Of your Charitie pray for the soul of Reynold Peckham of Wrotham, in the county of Kent, esquire, which deceased the xxi day of July in the year of our Lord God M. CCCCC L. Whose Soule God pardon.

At the upper end of the Chapel on the North side of Ossington,

Here resteth the bodies of William Cartwright, esquire, late lord of this manor of Ossington, patron of this church; and of Grace his wife, youngest daughter and co-heir of Thomas Dabridgcourt of Langdon Hall, in the county of Warwick, esquire; by whom he had issue Mary, married to Thomas Rockly, Fulk, Dorothy married to Thomas Broome; George deceased; Thomas, Christian, William, and Elizabeth deceased; William, John, Elizabeth, and Hugh: and deceased the last of December, in the year of our Lord, 1602. He was son and heire of George Cartwright, and of Dorothy sole heir of William Molineux. The aforesaid Grace departed this life the 20th. day of March, in the year of our Lord 1633.

[Throsby] Ossington.

The lordship here is owned by John Denison esq. it is almost throughout beautifully adorned with woody grounds, some of which are extensive, but in an infant state. The whole in time, will be a splendid embellishment to the seat of that gentleman.

Ossington Hall,

Which is a dwelling of more magnitude than splendor, has a fine park and pleasure grounds in an improving state, in which the hand of industry, and a mind fraught with taste, are visible.

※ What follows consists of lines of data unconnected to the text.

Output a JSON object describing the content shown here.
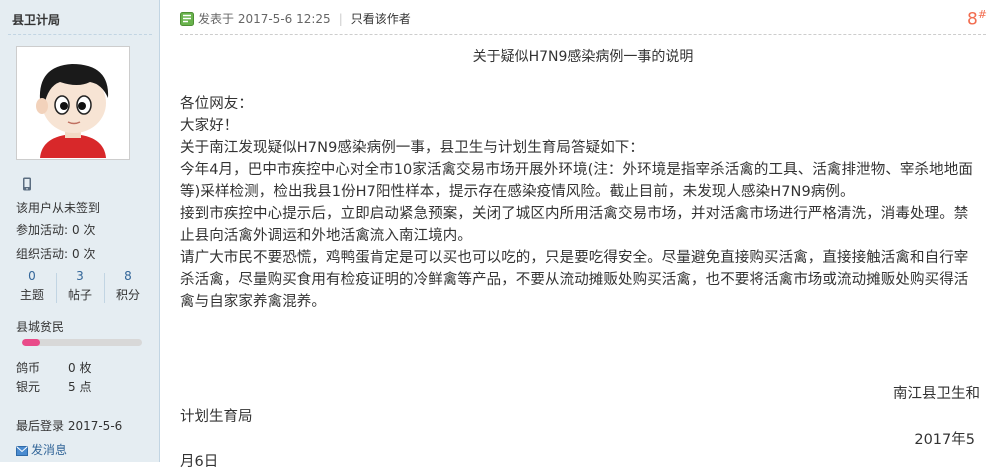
{
  "user": {
    "name": "县卫计局",
    "checkin_status": "该用户从未签到",
    "join_activity_label": "参加活动:",
    "join_activity_value": "0 次",
    "org_activity_label": "组织活动:",
    "org_activity_value": "0 次",
    "stats": [
      {
        "num": "0",
        "label": "主题"
      },
      {
        "num": "3",
        "label": "帖子"
      },
      {
        "num": "8",
        "label": "积分"
      }
    ],
    "level": "县城贫民",
    "level_progress": 0.15,
    "currency": [
      {
        "k": "鸽币",
        "v": "0 枚"
      },
      {
        "k": "银元",
        "v": "5 点"
      }
    ],
    "last_login": "最后登录 2017-5-6",
    "send_message": "发消息"
  },
  "post": {
    "posted_at": "发表于 2017-5-6 12:25",
    "author_only": "只看该作者",
    "floor": "8",
    "floor_mark": "#",
    "title": "关于疑似H7N9感染病例一事的说明",
    "paragraphs": [
      "各位网友：",
      "大家好！",
      "关于南江发现疑似H7N9感染病例一事，县卫生与计划生育局答疑如下：",
      "今年4月，巴中市疾控中心对全市10家活禽交易市场开展外环境(注：外环境是指宰杀活禽的工具、活禽排泄物、宰杀地地面等)采样检测，检出我县1份H7阳性样本，提示存在感染疫情风险。截止目前，未发现人感染H7N9病例。",
      "接到市疾控中心提示后，立即启动紧急预案，关闭了城区内所用活禽交易市场，并对活禽市场进行严格清洗，消毒处理。禁止县向活禽外调运和外地活禽流入南江境内。",
      "请广大市民不要恐慌，鸡鸭蛋肯定是可以买也可以吃的，只是要吃得安全。尽量避免直接购买活禽，直接接触活禽和自行宰杀活禽，尽量购买食用有检疫证明的冷鲜禽等产品，不要从流动摊贩处购买活禽，也不要将活禽市场或流动摊贩处购买得活禽与自家家养禽混养。"
    ],
    "sign_org_part1": "南江县卫生和",
    "sign_org_part2": "计划生育局",
    "sign_date_part1": "2017年5",
    "sign_date_part2": "月6日"
  },
  "colors": {
    "side_bg": "#e5edf2",
    "floor": "#f26c4f",
    "link": "#336699",
    "level_fill": "#e94b8a"
  }
}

The view preceding, is from that given by Thoroton, which having an historical notice, could not be withheld, by the proprietor of this work, from the public. It appears from historical document that it was materially damaged during the civil war of the last century. Thoroton's words, on this subject, are engraven upon the plate of the view of the house thus "A prospect of Ossington House from the field on the west side, as it now is, some part of it having been ruined in the late rebellious war." (fn. 10) This house, which was owned by the Cartwrights about that time, as Thoroton observes and who married into the family of Cranmer, continued in the possession of that family till it became extinct; the last of that line being females, four in number, jointly sold it to William Dennison, a great merchant, in the woollen line, at Leeds in Yorkshire. This gentleman died at Bath, in 1782. It has been said of him, I know not with what truth, that he died possessed of 700,000l. mostly acquired by business. He served the office of high sheriff of the county in 1779. A magnificent Mausoleum has been erected here lately, to shelter his remains.

The church or chapel here is dedicated to Holy Rood, is newly built, as is also the Hall. It has a kind of doom like tower, with five bells. The tombs, arms, &c. in the preceding plate, are taken from Thoroton. Patron, William Cartwright, esq; Propr. Knights Templars. Incumbent, Revd. John Charlesworth.


  • 1. Lib. Dooms.
  • 2. Leg. Lent. p. 3.
  • 3. Ib: p: 118.
  • 4. Pip. 5 Joh.
  • 5. Plac. 9 Joh. 10 11 in dorso.
  • 6. Pasch. 10. Joh. ro 9.
  • 7. Regist. de Lent. p. 118.b.
  • 8. Fin. lev. apud Leycest. M 10 Joh.
  • 9. Fat. 34 H. 8. par. 5.
  • 10. In looking over the list of names, page 53, vol. 2, of this work, where are inserted most of the names of the principal families in the county, who sent a letter to the representatives of Nottinghamshire, about the existing difference between Charles the First and his Parliament, I do not find the name of Cartwright. Therefore by that paper we are at a loss to know on which side the mansion was injured.